Soil Under the Spotlight at Shetland Monitor Farm
The next meeting of the Shetland Monitor Farm on Saturday 2 December will focus on soil health.
Bigton Farm, a 300-hectare farm in the south of Shetland, is run by sisters Kirsty and Aimee Budge, with support from their family.
At the next meeting, which will begin at nearby Bigton Hall at 11am and includes lunch, Dr Bill Crooks, Soil Specialist from SRUC, Scotland’s Rural College, will explain how soil health influences grass growth.
Dr Crooks will also describe the essential soil nutrients and highlight options for improving soil structure. He will also suggest ways that farmers and crofters can make best use of fertiliser, dung and slurry.
The microbial activity of soil, an indicator of soil health, can be visually assessed in a simple practical experiment known as #soilmyundies.
Originating in Canada, this simple test is a popular way for farmers and crofters to get an indication of how healthy their soils are. Bigton farm has joined the other nine monitor farms along with other farmers and crofters in Shetland and buried cotton underwear on their farm this autumn. The results of their Bigton #soilmyundies trial will be shared at the meeting on 2 December.
“Aimee and I buried some very fetching cotton underpants in a field on Bigton Farm eight weeks ago and five other members of the community Group have done the same on their farms,” said Kirsty Budge.
“The theory is that the bugs, worms and micro-organisms living in the soil will eat the cotton over time. So the less cotton that remains when we dig up the underpants, the more healthy our soil is.”
Aimee added: “As well as being a bit of fun, the message is really important.
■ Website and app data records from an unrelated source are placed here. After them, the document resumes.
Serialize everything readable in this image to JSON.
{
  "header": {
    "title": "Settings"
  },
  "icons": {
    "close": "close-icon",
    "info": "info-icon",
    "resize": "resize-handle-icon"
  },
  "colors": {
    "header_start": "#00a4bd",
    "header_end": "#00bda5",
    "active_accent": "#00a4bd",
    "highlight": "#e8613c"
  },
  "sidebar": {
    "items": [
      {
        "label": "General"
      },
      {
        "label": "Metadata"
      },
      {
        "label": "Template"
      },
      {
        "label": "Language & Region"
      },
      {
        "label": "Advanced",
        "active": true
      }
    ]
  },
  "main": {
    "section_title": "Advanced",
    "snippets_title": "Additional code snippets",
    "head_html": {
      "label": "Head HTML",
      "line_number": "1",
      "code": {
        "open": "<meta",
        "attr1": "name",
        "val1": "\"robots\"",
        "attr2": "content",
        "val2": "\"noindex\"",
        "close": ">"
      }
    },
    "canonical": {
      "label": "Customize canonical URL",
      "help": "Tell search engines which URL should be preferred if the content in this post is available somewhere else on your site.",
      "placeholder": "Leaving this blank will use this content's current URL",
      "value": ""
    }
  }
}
We need our soil to be healthy so that we can grow good quality grass to feed our livestock in the summer. We also grow barley to help feed our stock in the winter, so we are really hoping that the results of this trial show our soil to be in tip top condition!”
Also at this meeting, Paul Harvey and Sue White of the Shetland Amenity Trust will present Bigton Farm’s Environmental Audit and lead the discussion around possible management options.
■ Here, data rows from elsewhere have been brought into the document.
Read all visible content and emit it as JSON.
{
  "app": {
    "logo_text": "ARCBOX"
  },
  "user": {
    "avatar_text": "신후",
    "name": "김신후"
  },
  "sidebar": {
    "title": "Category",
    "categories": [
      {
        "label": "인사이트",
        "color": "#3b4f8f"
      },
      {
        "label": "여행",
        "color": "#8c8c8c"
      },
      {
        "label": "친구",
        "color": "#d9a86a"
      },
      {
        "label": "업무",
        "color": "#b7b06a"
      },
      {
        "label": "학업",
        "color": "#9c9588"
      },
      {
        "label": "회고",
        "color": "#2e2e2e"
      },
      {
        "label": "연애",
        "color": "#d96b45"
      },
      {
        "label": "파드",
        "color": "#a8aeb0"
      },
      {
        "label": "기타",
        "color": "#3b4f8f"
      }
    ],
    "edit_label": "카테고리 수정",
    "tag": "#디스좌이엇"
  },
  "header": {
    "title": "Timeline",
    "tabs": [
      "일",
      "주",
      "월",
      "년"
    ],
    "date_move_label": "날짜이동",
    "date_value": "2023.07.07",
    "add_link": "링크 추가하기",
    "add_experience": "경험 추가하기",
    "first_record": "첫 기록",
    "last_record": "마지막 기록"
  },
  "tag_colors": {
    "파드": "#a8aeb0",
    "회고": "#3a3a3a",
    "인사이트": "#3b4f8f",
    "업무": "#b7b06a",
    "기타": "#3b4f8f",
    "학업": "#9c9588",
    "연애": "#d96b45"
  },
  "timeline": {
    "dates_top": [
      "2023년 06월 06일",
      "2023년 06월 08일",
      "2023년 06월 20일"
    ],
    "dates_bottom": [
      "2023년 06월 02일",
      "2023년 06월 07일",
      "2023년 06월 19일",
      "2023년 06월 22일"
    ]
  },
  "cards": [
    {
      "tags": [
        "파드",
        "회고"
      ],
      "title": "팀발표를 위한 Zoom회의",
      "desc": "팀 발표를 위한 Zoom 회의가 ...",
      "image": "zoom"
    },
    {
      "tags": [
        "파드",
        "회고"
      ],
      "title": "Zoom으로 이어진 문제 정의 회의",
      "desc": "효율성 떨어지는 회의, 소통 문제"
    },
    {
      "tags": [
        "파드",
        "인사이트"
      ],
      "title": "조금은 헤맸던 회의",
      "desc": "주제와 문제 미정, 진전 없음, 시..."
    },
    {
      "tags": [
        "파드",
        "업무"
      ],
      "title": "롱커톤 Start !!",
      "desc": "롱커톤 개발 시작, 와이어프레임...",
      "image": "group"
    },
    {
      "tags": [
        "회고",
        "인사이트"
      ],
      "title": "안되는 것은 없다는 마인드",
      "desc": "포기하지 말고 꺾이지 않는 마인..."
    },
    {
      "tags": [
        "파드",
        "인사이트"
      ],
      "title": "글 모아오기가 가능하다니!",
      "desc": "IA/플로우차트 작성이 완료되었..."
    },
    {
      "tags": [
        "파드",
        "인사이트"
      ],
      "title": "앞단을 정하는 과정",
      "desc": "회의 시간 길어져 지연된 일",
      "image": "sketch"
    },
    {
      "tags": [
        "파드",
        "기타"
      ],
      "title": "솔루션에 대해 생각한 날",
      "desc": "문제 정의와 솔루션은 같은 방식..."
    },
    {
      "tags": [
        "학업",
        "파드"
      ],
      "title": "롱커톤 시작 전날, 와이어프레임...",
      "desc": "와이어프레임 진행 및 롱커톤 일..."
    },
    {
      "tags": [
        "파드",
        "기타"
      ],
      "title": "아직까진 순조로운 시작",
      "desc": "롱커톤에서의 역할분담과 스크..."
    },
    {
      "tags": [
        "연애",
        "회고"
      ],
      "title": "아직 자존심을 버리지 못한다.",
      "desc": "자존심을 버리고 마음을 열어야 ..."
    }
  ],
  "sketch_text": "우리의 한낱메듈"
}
The Shetland Monitor Farm is one of nine monitor farms that have been established across Scotland in a joint initiative by Quality Meat Scotland (QMS) and AHDB Cereals & Oilseeds, with funding from the Scottish Government. The aim of the programme is to help improve the productivity, profitability and sustainability of Scottish farm businesses.
The meeting on Saturday 2 December will begin at 11am. Lunch will be provided and the meeting is expected to finish by 3pm. All are welcome and the event is free.
For catering purposes, those interested in coming along on 2 December should confirm their attendance with Graham Fraser from SAC Lerwick and call 01595 639520 or email firstname.lastname@example.org by Monday 27 November.